The extremist, who cannot be identified, was granted the taxpayer funds even though he was described in court as the ‘very model of a modern Al Qaeda terrorist’.
The payments are particularly alarming following the atrocities in Westminster, Manchester and London Bridge that cost 35 innocent lives.
And the election result has cast doubt on Theresa May’s pledge to tear up the Human Rights Act in cases where it blocks the deportation of extremists.
The terrorist who has been granted legal aid came to England illegally in the months after the September 11 attacks as a ‘sleeper agent’ for a group linked to Al Qaeda.
The Jordanian claimed asylum by pretending to have fled the Middle East in fear of his life.
The claim was dismissed and he should have been deported. But he managed to stay and evade authorities simply by using a fake name. He was given a council house with his wife and claimed at least £100,000 in benefits.
The terrorist was arrested after a bank tipped off police about unusual activity on his account.
On his home computers, police found terror manuals detailing how to carry out bombings, with guidance on ‘suitable targets’ including airports and nightclubs.
He also had instructions on setting up a terror cell linked to Al Muhajiroun, the proscribed group. It is led by Anjem Choudary, the jailed hate preacher, and was supported by Khuram Butt, one of the London Bridge murderers.
The jihadi was convicted of six counts of possessing material for a purpose connected with terrorism and sent to jail.
A judge said his crimes were some of the most serious before the courts. But since completing his sentence, the Government has failed to deport him.

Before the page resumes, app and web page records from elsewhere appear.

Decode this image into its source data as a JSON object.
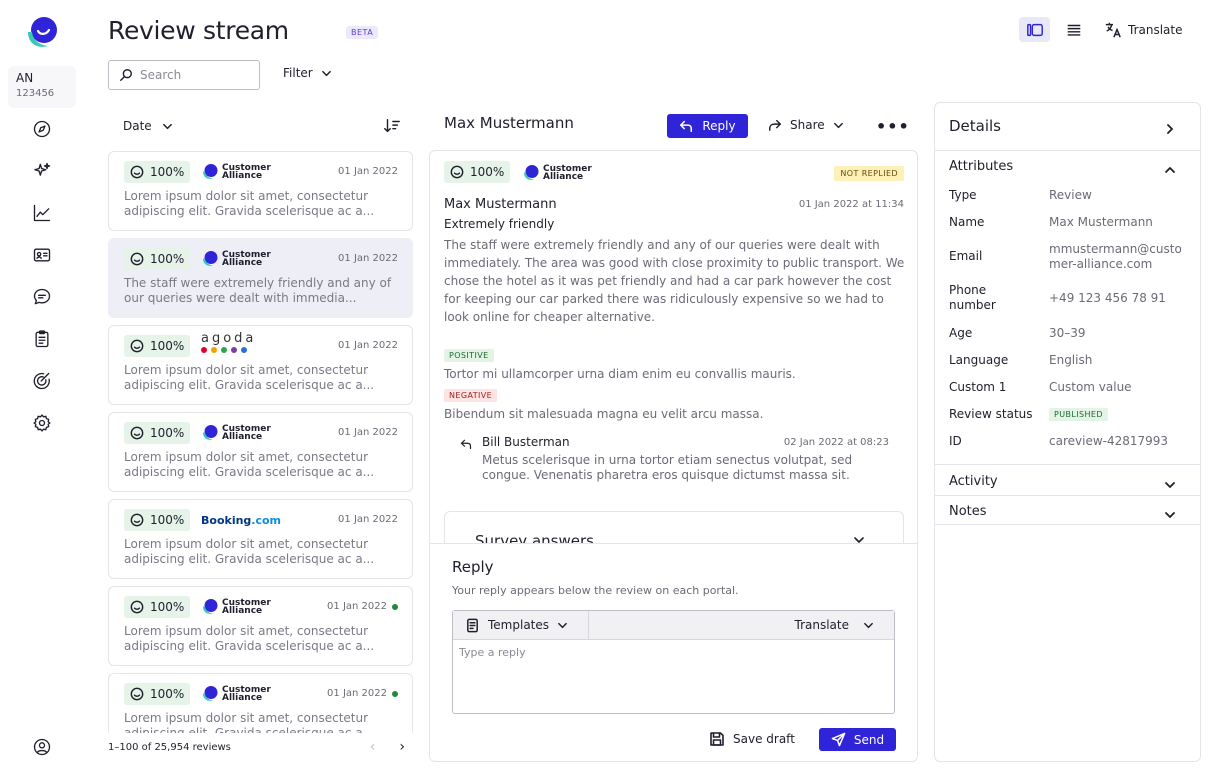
{
  "app": {
    "title": "Review stream",
    "badge": "BETA"
  },
  "account": {
    "initials": "AN",
    "id": "123456"
  },
  "toolbar": {
    "translate_label": "Translate"
  },
  "search": {
    "placeholder": "Search",
    "value": ""
  },
  "filter": {
    "label": "Filter"
  },
  "list": {
    "sort_label": "Date",
    "footer": "1–100 of 25,954 reviews",
    "items": [
      {
        "score": "100%",
        "source": "Customer Alliance",
        "date": "01 Jan 2022",
        "snippet": "Lorem ipsum dolor sit amet, consectetur adipiscing elit. Gravida scelerisque ac a...",
        "selected": false,
        "unread": false
      },
      {
        "score": "100%",
        "source": "Customer Alliance",
        "date": "01 Jan 2022",
        "snippet": "The staff were extremely friendly and any of our queries were dealt with immedia...",
        "selected": true,
        "unread": false
      },
      {
        "score": "100%",
        "source": "agoda",
        "date": "01 Jan 2022",
        "snippet": "Lorem ipsum dolor sit amet, consectetur adipiscing elit. Gravida scelerisque ac a...",
        "selected": false,
        "unread": false
      },
      {
        "score": "100%",
        "source": "Customer Alliance",
        "date": "01 Jan 2022",
        "snippet": "Lorem ipsum dolor sit amet, consectetur adipiscing elit. Gravida scelerisque ac a...",
        "selected": false,
        "unread": false
      },
      {
        "score": "100%",
        "source": "Booking.com",
        "date": "01 Jan 2022",
        "snippet": "Lorem ipsum dolor sit amet, consectetur adipiscing elit. Gravida scelerisque ac a...",
        "selected": false,
        "unread": false
      },
      {
        "score": "100%",
        "source": "Customer Alliance",
        "date": "01 Jan 2022",
        "snippet": "Lorem ipsum dolor sit amet, consectetur adipiscing elit. Gravida scelerisque ac a...",
        "selected": false,
        "unread": true
      },
      {
        "score": "100%",
        "source": "Customer Alliance",
        "date": "01 Jan 2022",
        "snippet": "Lorem ipsum dolor sit amet, consectetur adipiscing elit. Gravida scelerisque ac a...",
        "selected": false,
        "unread": true
      }
    ]
  },
  "review": {
    "header_name": "Max Mustermann",
    "reply_label": "Reply",
    "share_label": "Share",
    "score": "100%",
    "source": "Customer Alliance",
    "status": "NOT REPLIED",
    "author": "Max Mustermann",
    "date": "01 Jan 2022 at 11:34",
    "title": "Extremely friendly",
    "body": "The staff were extremely friendly and any of our queries were dealt with immediately. The area was good with close proximity to public transport. We chose the hotel as it was pet friendly and had a car park however the cost for keeping our car parked there was ridiculously expensive so we had to look online for cheaper alternative.",
    "positive_tag": "POSITIVE",
    "positive_text": "Tortor mi ullamcorper urna diam enim eu convallis mauris.",
    "negative_tag": "NEGATIVE",
    "negative_text": "Bibendum sit malesuada magna eu velit arcu massa.",
    "response": {
      "author": "Bill Busterman",
      "date": "02 Jan 2022 at 08:23",
      "body": "Metus scelerisque in urna tortor etiam senectus volutpat, sed congue. Venenatis pharetra eros quisque dictumst massa sit."
    },
    "survey_label": "Survey answers"
  },
  "reply_box": {
    "title": "Reply",
    "subtitle": "Your reply appears below the review on each portal.",
    "templates_label": "Templates",
    "translate_label": "Translate",
    "placeholder": "Type a reply",
    "save_label": "Save draft",
    "send_label": "Send"
  },
  "details": {
    "title": "Details",
    "attributes_label": "Attributes",
    "attributes": [
      {
        "key": "Type",
        "value": "Review"
      },
      {
        "key": "Name",
        "value": "Max Mustermann"
      },
      {
        "key": "Email",
        "value": "mmustermann@customer-alliance.com"
      },
      {
        "key": "Phone number",
        "value": "+49 123 456 78 91"
      },
      {
        "key": "Age",
        "value": "30–39"
      },
      {
        "key": "Language",
        "value": "English"
      },
      {
        "key": "Custom 1",
        "value": "Custom value"
      },
      {
        "key": "Review status",
        "value": "PUBLISHED"
      },
      {
        "key": "ID",
        "value": "careview-42817993"
      }
    ],
    "activity_label": "Activity",
    "notes_label": "Notes"
  },
  "colors": {
    "accent": "#2f24d8",
    "score_bg": "#e5f3e8",
    "selected_bg": "#eeeef6"
  }
}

He was refused refugee status by the Home Office but has launched continued appeals through the courts.
He has gained from £253,000 in taxpayer-funded legal aid since his arrival in the country, according to figures released to the Daily Mail under the Freedom of Information Act.